:: Supplied data
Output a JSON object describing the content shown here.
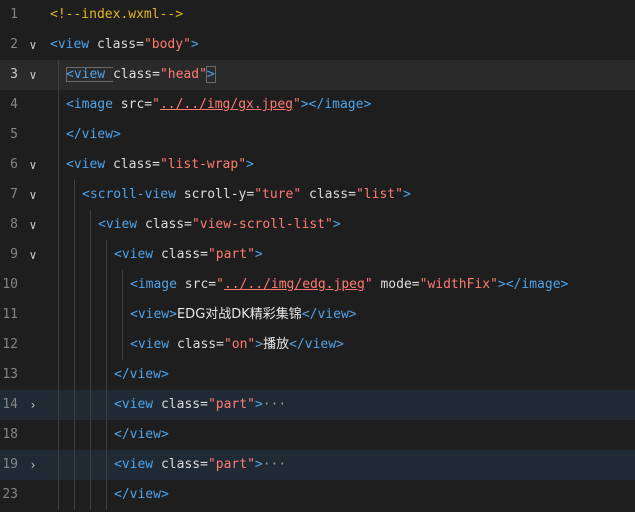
{
  "lines": [
    {
      "num": "1",
      "fold": "",
      "code": [
        {
          "t": "comment",
          "v": "<!--index.wxml-->"
        }
      ]
    },
    {
      "num": "2",
      "fold": "open",
      "code": [
        {
          "t": "tag",
          "v": "<view "
        },
        {
          "t": "attr",
          "v": "class"
        },
        {
          "t": "eq",
          "v": "="
        },
        {
          "t": "str",
          "v": "\"body\""
        },
        {
          "t": "tag",
          "v": ">"
        }
      ]
    },
    {
      "num": "3",
      "fold": "open",
      "current": true,
      "code": [
        {
          "t": "tag",
          "v": "<view "
        },
        {
          "t": "attr",
          "v": "class"
        },
        {
          "t": "eq",
          "v": "="
        },
        {
          "t": "str",
          "v": "\"head\""
        },
        {
          "t": "tag",
          "v": ">"
        }
      ]
    },
    {
      "num": "4",
      "fold": "",
      "code": [
        {
          "t": "tag",
          "v": "<image "
        },
        {
          "t": "attr",
          "v": "src"
        },
        {
          "t": "eq",
          "v": "="
        },
        {
          "t": "str",
          "v": "\""
        },
        {
          "t": "link",
          "v": "../../img/gx.jpeg"
        },
        {
          "t": "str",
          "v": "\""
        },
        {
          "t": "tag",
          "v": "></image>"
        }
      ]
    },
    {
      "num": "5",
      "fold": "",
      "code": [
        {
          "t": "tag",
          "v": "</view>"
        }
      ]
    },
    {
      "num": "6",
      "fold": "open",
      "code": [
        {
          "t": "tag",
          "v": "<view "
        },
        {
          "t": "attr",
          "v": "class"
        },
        {
          "t": "eq",
          "v": "="
        },
        {
          "t": "str",
          "v": "\"list-wrap\""
        },
        {
          "t": "tag",
          "v": ">"
        }
      ]
    },
    {
      "num": "7",
      "fold": "open",
      "code": [
        {
          "t": "tag",
          "v": "<scroll-view "
        },
        {
          "t": "attr",
          "v": "scroll-y"
        },
        {
          "t": "eq",
          "v": "="
        },
        {
          "t": "str",
          "v": "\"ture\""
        },
        {
          "t": "attr",
          "v": " class"
        },
        {
          "t": "eq",
          "v": "="
        },
        {
          "t": "str",
          "v": "\"list\""
        },
        {
          "t": "tag",
          "v": ">"
        }
      ]
    },
    {
      "num": "8",
      "fold": "open",
      "code": [
        {
          "t": "tag",
          "v": "<view "
        },
        {
          "t": "attr",
          "v": "class"
        },
        {
          "t": "eq",
          "v": "="
        },
        {
          "t": "str",
          "v": "\"view-scroll-list\""
        },
        {
          "t": "tag",
          "v": ">"
        }
      ]
    },
    {
      "num": "9",
      "fold": "open",
      "code": [
        {
          "t": "tag",
          "v": "<view "
        },
        {
          "t": "attr",
          "v": "class"
        },
        {
          "t": "eq",
          "v": "="
        },
        {
          "t": "str",
          "v": "\"part\""
        },
        {
          "t": "tag",
          "v": ">"
        }
      ]
    },
    {
      "num": "10",
      "fold": "",
      "code": [
        {
          "t": "tag",
          "v": "<image "
        },
        {
          "t": "attr",
          "v": "src"
        },
        {
          "t": "eq",
          "v": "="
        },
        {
          "t": "str",
          "v": "\""
        },
        {
          "t": "link",
          "v": "../../img/edg.jpeg"
        },
        {
          "t": "str",
          "v": "\""
        },
        {
          "t": "attr",
          "v": " mode"
        },
        {
          "t": "eq",
          "v": "="
        },
        {
          "t": "str",
          "v": "\"widthFix\""
        },
        {
          "t": "tag",
          "v": "></image>"
        }
      ]
    },
    {
      "num": "11",
      "fold": "",
      "code": [
        {
          "t": "tag",
          "v": "<view>"
        },
        {
          "t": "text",
          "v": "EDG对战DK精彩集锦"
        },
        {
          "t": "tag",
          "v": "</view>"
        }
      ]
    },
    {
      "num": "12",
      "fold": "",
      "code": [
        {
          "t": "tag",
          "v": "<view "
        },
        {
          "t": "attr",
          "v": "class"
        },
        {
          "t": "eq",
          "v": "="
        },
        {
          "t": "str",
          "v": "\"on\""
        },
        {
          "t": "tag",
          "v": ">"
        },
        {
          "t": "text",
          "v": "播放"
        },
        {
          "t": "tag",
          "v": "</view>"
        }
      ]
    },
    {
      "num": "13",
      "fold": "",
      "code": [
        {
          "t": "tag",
          "v": "</view>"
        }
      ]
    },
    {
      "num": "14",
      "fold": "closed",
      "folded": true,
      "code": [
        {
          "t": "tag",
          "v": "<view "
        },
        {
          "t": "attr",
          "v": "class"
        },
        {
          "t": "eq",
          "v": "="
        },
        {
          "t": "str",
          "v": "\"part\""
        },
        {
          "t": "tag",
          "v": ">"
        },
        {
          "t": "ell",
          "v": "···"
        }
      ]
    },
    {
      "num": "18",
      "fold": "",
      "code": [
        {
          "t": "tag",
          "v": "</view>"
        }
      ]
    },
    {
      "num": "19",
      "fold": "closed",
      "folded": true,
      "code": [
        {
          "t": "tag",
          "v": "<view "
        },
        {
          "t": "attr",
          "v": "class"
        },
        {
          "t": "eq",
          "v": "="
        },
        {
          "t": "str",
          "v": "\"part\""
        },
        {
          "t": "tag",
          "v": ">"
        },
        {
          "t": "ell",
          "v": "···"
        }
      ]
    },
    {
      "num": "23",
      "fold": "",
      "code": [
        {
          "t": "tag",
          "v": "</view>"
        }
      ]
    }
  ],
  "fold_glyphs": {
    "open": "∨",
    "closed": "›"
  }
}
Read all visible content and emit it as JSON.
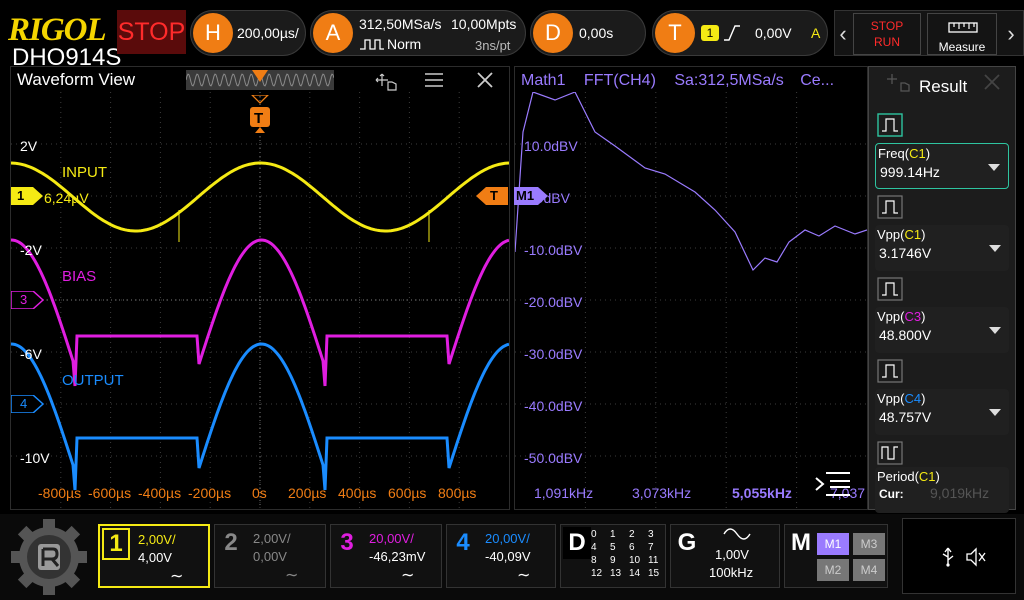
{
  "brand": {
    "logo": "RIGOL",
    "model": "DHO914S"
  },
  "run_state": {
    "label": "STOP"
  },
  "horizontal": {
    "badge": "H",
    "timebase": "200,00µs/"
  },
  "acquire": {
    "badge": "A",
    "sample_rate": "312,50MSa/s",
    "mode": "Norm",
    "depth": "10,00Mpts",
    "resolution": "3ns/pt"
  },
  "delay": {
    "badge": "D",
    "value": "0,00s"
  },
  "trigger": {
    "badge": "T",
    "source": "1",
    "level": "0,00V",
    "coupling": "A"
  },
  "toolbar": {
    "stop_run_top": "STOP",
    "stop_run_bottom": "RUN",
    "measure_label": "Measure"
  },
  "waveform_view": {
    "title": "Waveform View",
    "trigger_marker": "T",
    "volt_labels": [
      "2V",
      "-2V",
      "-6V",
      "-10V"
    ],
    "time_labels": [
      "-800µs",
      "-600µs",
      "-400µs",
      "-200µs",
      "0s",
      "200µs",
      "400µs",
      "600µs",
      "800µs"
    ],
    "ch1_marker": "1",
    "ch1_offset": "6,24µV",
    "ch3_marker": "3",
    "ch4_marker": "4",
    "labels": {
      "input": "INPUT",
      "bias": "BIAS",
      "output": "OUTPUT"
    }
  },
  "fft_view": {
    "source": "Math1",
    "func": "FFT(CH4)",
    "sample_rate": "Sa:312,5MSa/s",
    "center": "Ce...",
    "marker": "M1",
    "db_labels": [
      "10.0dBV",
      "0.0dBV",
      "-10.0dBV",
      "-20.0dBV",
      "-30.0dBV",
      "-40.0dBV",
      "-50.0dBV"
    ],
    "freq_labels": [
      "1,091kHz",
      "3,073kHz",
      "5,055kHz",
      "7,037",
      "9,019kHz"
    ]
  },
  "result": {
    "title": "Result",
    "items": [
      {
        "name": "Freq",
        "src": "C1",
        "value": "999.14Hz"
      },
      {
        "name": "Vpp",
        "src": "C1",
        "value": "3.1746V"
      },
      {
        "name": "Vpp",
        "src": "C3",
        "value": "48.800V"
      },
      {
        "name": "Vpp",
        "src": "C4",
        "value": "48.757V"
      },
      {
        "name": "Period",
        "src": "C1",
        "value": "Cur:"
      }
    ]
  },
  "channels": [
    {
      "num": "1",
      "scale": "2,00V/",
      "offset": "4,00V",
      "color": "#f5ea14"
    },
    {
      "num": "2",
      "scale": "2,00V/",
      "offset": "0,00V",
      "color": "#888888"
    },
    {
      "num": "3",
      "scale": "20,00V/",
      "offset": "-46,23mV",
      "color": "#e01ee0"
    },
    {
      "num": "4",
      "scale": "20,00V/",
      "offset": "-40,09V",
      "color": "#1a8cff"
    }
  ],
  "digital": {
    "label": "D",
    "bits": [
      "0",
      "1",
      "2",
      "3",
      "4",
      "5",
      "6",
      "7",
      "8",
      "9",
      "10",
      "11",
      "12",
      "13",
      "14",
      "15"
    ]
  },
  "generator": {
    "label": "G",
    "amplitude": "1,00V",
    "frequency": "100kHz"
  },
  "math_refs": {
    "label": "M",
    "items": [
      "M1",
      "M3",
      "M2",
      "M4"
    ]
  },
  "colors": {
    "ch1": "#f5ea14",
    "ch3": "#e01ee0",
    "ch4": "#1a8cff",
    "math": "#9a7bff",
    "trigger": "#f07d14",
    "grid": "#5a5a5a"
  }
}
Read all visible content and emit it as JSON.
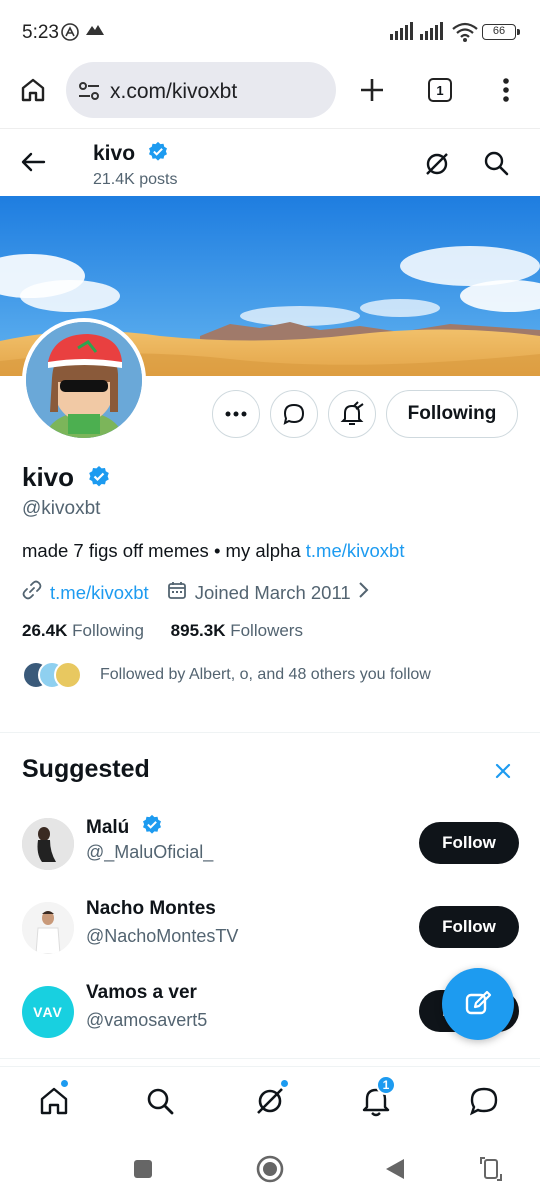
{
  "status_bar": {
    "time": "5:23",
    "battery": "66"
  },
  "browser": {
    "url": "x.com/kivoxbt",
    "tab_count": "1"
  },
  "profile": {
    "name": "kivo",
    "posts": "21.4K posts",
    "handle": "@kivoxbt",
    "bio_text": "made 7 figs off memes • my alpha ",
    "bio_link": "t.me/kivoxbt",
    "website": "t.me/kivoxbt",
    "joined": "Joined March 2011",
    "following_count": "26.4K",
    "following_label": "Following",
    "followers_count": "895.3K",
    "followers_label": "Followers",
    "followed_by": "Followed by Albert, o, and 48 others you follow",
    "following_button": "Following"
  },
  "suggested": {
    "title": "Suggested",
    "items": [
      {
        "name": "Malú",
        "handle": "@_MaluOficial_",
        "verified": true,
        "button": "Follow"
      },
      {
        "name": "Nacho Montes",
        "handle": "@NachoMontesTV",
        "verified": false,
        "button": "Follow"
      },
      {
        "name": "Vamos a ver",
        "handle": "@vamosavert5",
        "verified": false,
        "button": "Follow",
        "avatar_text": "VAV"
      }
    ]
  },
  "bottom_nav": {
    "items": [
      "home-icon",
      "search-icon",
      "grok-icon",
      "notifications-icon",
      "messages-icon"
    ],
    "notification_badge": "1"
  },
  "colors": {
    "accent": "#1d9bf0",
    "text": "#0f1419",
    "secondary": "#536471"
  }
}
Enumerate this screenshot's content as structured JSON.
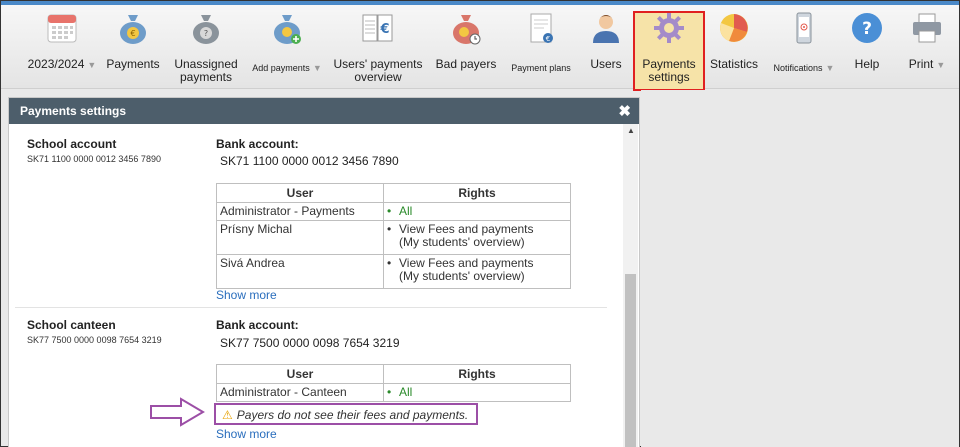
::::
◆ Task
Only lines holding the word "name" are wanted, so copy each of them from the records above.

◆ Solution for this exercise
        "name": "Freq",
        "name": "Vpp",
        "name": "Vpp",
        "name": "Vpp",
        "name": "Period",
    "name": "kivo",
        "name": "Malú",
        "name": "Nacho Montes",
        "name": "Vamos a ver",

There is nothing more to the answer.